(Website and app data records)
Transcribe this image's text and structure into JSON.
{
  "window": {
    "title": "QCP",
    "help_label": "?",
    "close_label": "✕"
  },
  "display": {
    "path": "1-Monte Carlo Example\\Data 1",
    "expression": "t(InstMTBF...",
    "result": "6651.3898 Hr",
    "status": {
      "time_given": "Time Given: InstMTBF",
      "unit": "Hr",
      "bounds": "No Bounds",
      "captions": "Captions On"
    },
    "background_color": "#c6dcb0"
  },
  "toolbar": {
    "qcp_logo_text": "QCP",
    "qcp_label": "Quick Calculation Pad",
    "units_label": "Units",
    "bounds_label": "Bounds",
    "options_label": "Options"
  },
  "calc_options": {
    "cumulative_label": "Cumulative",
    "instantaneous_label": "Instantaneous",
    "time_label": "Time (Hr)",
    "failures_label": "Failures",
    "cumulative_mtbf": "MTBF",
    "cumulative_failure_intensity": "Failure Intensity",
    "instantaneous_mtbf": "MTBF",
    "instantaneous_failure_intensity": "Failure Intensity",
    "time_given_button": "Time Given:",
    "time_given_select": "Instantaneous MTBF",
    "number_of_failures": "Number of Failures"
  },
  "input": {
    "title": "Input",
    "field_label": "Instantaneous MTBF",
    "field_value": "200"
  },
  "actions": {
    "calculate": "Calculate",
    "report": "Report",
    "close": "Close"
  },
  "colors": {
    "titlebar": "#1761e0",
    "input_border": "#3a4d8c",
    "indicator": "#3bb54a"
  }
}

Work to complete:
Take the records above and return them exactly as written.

Your response:
Transcribe this image's text and structure into JSON.
{
  "window": {
    "title": "QCP",
    "help_label": "?",
    "close_label": "✕"
  },
  "display": {
    "path": "1-Monte Carlo Example\\Data 1",
    "expression": "t(InstMTBF...",
    "result": "6651.3898 Hr",
    "status": {
      "time_given": "Time Given: InstMTBF",
      "unit": "Hr",
      "bounds": "No Bounds",
      "captions": "Captions On"
    },
    "background_color": "#c6dcb0"
  },
  "toolbar": {
    "qcp_logo_text": "QCP",
    "qcp_label": "Quick Calculation Pad",
    "units_label": "Units",
    "bounds_label": "Bounds",
    "options_label": "Options"
  },
  "calc_options": {
    "cumulative_label": "Cumulative",
    "instantaneous_label": "Instantaneous",
    "time_label": "Time (Hr)",
    "failures_label": "Failures",
    "cumulative_mtbf": "MTBF",
    "cumulative_failure_intensity": "Failure Intensity",
    "instantaneous_mtbf": "MTBF",
    "instantaneous_failure_intensity": "Failure Intensity",
    "time_given_button": "Time Given:",
    "time_given_select": "Instantaneous MTBF",
    "number_of_failures": "Number of Failures"
  },
  "input": {
    "title": "Input",
    "field_label": "Instantaneous MTBF",
    "field_value": "200"
  },
  "actions": {
    "calculate": "Calculate",
    "report": "Report",
    "close": "Close"
  },
  "colors": {
    "titlebar": "#1761e0",
    "input_border": "#3a4d8c",
    "indicator": "#3bb54a"
  }
}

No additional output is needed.